I have a confession to make. I am a recovering Oprah Winfrey Show fan. And, like any junkie, if you allowed me close quarters to my drug I would fall gratefully into the abyss, spending days on the sofa in front of the TV in tracky pants and a chocolate-stained T-shirt. Luckily for my family I went cold turkey when we moved to Germany.
Whatever you feel about Oprah Winfrey, she has a way of packaging hope and making it accessible to all. There is something so seductive about her glossy brand of self-reliance, spirituality and good make-up. When she’s peddling her vision up there onscreen looking gorgeous, you can’t help believing that a smidgen of what she’s got would be what you need to turn your life around.
While I drank it in, I also found much of it corny: when someone’s telling their life story, there’s always got to be a blurry shot of them reading by candle-light (spirituality), walking in the forest/along a beach (alone, but bravely so), cooking a meal (family values). Somehow, though, it’s still addictive. Millions of daily viewers would testify the same.
Along with being a talk show phenomenon, she’s a publisher, an Oscar-nominated actress, an author and a philanthropist. Time Magazine and CNN both say she’s arguably the world’s most successful woman.

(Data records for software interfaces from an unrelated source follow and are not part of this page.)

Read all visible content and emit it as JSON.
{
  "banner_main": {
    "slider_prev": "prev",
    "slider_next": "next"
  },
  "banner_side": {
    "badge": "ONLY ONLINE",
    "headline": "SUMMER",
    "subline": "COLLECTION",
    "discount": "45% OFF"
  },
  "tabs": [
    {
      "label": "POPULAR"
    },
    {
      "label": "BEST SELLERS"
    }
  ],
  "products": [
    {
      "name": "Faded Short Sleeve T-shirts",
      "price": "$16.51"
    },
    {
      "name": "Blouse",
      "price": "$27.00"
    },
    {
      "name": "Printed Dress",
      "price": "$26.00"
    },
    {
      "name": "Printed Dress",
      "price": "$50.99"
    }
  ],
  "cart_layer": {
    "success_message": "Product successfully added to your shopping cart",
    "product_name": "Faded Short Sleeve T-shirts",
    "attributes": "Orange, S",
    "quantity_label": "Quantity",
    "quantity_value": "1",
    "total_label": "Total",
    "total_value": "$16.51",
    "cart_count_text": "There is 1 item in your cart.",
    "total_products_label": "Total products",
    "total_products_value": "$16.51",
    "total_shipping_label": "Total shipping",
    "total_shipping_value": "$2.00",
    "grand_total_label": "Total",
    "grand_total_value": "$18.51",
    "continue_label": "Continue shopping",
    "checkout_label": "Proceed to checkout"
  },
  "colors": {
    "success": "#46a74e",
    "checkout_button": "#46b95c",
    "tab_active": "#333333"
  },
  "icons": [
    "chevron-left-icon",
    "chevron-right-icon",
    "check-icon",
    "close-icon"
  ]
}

One of her favourite places to dispense her energy and money is South Africa, where she reserves special attention for poverty-stricken and AIDS-afflicted children.
Her latest project caught my interest. Oprah’s funding a school for girls in Meyerton south of Johannesburg. The school, which will cost $10 million, will eventually cater for the educational needs of 450 students, chosen for their talent and leadership skills. They will come from families that cannot afford to fund their schooling, and – get this – sophisticated communications technology means Oprah will be able to chime in on their lessons, all the way from Chicago! (For more details, here’s the BBC report.)
When I first read this, I couldn’t help thinking it was a pity that some of South Africa’s millions of AIDS orphans weren’t seeing some of that money. But South Africa also needs great female leaders, and there’s probably no-one better in the world to teach girls that a modest background needn’t hold them back. Imagine, on top of a superb education, they’re going to get the Oprah brand of self-belief, lessons in entrepreneurship and leadership, and the chance of some good grooming tips.
While girls in South Africa already have excellent role models, with women in the cabinet, in parliament and in business, I don’t think there’s anyone in the country with the financial clout to make a gesture as grand as this. I hope it translates into reality for girls with potential. They are the first generation born free, and they can do anything. Do they need Oprah to tell them that? No. Does the country need Oprah to kickstart the identifying of female leadership from disadvantaged communities? Maybe.
I think the message for young women and their parents to take from this school is that South African girls, no matter where they come from and no matter whether they get into Oprah’s model school or not, can also hope for the very best of what life has to offer them.
*** Achtung! Some Oprah trivia! The glamorous one is to voice the part of Gussy the Goose in the new movie of Charlotte’s Web … watch this space. ***